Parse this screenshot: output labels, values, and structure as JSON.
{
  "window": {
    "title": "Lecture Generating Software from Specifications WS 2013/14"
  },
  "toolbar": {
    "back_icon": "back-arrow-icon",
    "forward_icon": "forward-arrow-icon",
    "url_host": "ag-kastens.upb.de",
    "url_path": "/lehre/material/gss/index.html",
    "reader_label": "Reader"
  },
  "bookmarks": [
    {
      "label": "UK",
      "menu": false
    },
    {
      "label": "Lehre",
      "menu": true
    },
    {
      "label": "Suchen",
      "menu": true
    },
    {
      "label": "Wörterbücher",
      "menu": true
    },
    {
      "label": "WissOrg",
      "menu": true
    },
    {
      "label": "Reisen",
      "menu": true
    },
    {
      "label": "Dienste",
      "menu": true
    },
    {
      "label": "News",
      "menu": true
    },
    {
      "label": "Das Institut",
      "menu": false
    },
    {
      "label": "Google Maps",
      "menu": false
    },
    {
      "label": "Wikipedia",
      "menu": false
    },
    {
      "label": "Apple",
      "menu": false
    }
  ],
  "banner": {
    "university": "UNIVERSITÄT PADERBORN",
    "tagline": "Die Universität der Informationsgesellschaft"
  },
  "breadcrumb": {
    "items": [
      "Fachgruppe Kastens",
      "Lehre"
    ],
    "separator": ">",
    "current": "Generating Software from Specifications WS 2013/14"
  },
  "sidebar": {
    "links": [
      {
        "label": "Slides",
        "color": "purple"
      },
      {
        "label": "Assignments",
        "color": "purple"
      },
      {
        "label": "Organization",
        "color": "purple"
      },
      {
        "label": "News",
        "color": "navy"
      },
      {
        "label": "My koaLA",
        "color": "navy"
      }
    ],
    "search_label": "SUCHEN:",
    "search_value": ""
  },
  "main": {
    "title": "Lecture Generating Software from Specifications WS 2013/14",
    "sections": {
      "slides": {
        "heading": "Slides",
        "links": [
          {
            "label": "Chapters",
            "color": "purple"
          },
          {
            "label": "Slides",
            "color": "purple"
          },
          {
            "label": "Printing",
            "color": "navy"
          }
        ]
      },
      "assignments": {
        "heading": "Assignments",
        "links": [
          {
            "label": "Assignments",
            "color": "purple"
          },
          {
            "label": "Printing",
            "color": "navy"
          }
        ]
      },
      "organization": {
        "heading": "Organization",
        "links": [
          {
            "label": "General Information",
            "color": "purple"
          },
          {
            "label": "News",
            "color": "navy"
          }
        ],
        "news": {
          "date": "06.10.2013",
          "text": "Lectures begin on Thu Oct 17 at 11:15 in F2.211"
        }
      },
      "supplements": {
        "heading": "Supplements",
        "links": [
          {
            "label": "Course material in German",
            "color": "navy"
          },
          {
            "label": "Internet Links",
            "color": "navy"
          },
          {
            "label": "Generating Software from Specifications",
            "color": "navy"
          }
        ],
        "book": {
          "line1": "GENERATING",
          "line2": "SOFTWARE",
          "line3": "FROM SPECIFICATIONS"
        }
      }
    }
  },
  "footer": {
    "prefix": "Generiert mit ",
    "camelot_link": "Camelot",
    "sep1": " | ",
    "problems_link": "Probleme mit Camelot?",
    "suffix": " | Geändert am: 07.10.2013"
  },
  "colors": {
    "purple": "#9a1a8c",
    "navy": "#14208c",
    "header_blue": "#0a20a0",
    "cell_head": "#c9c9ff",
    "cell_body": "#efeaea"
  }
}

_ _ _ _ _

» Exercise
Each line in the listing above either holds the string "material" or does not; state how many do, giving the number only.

» Exercise output
2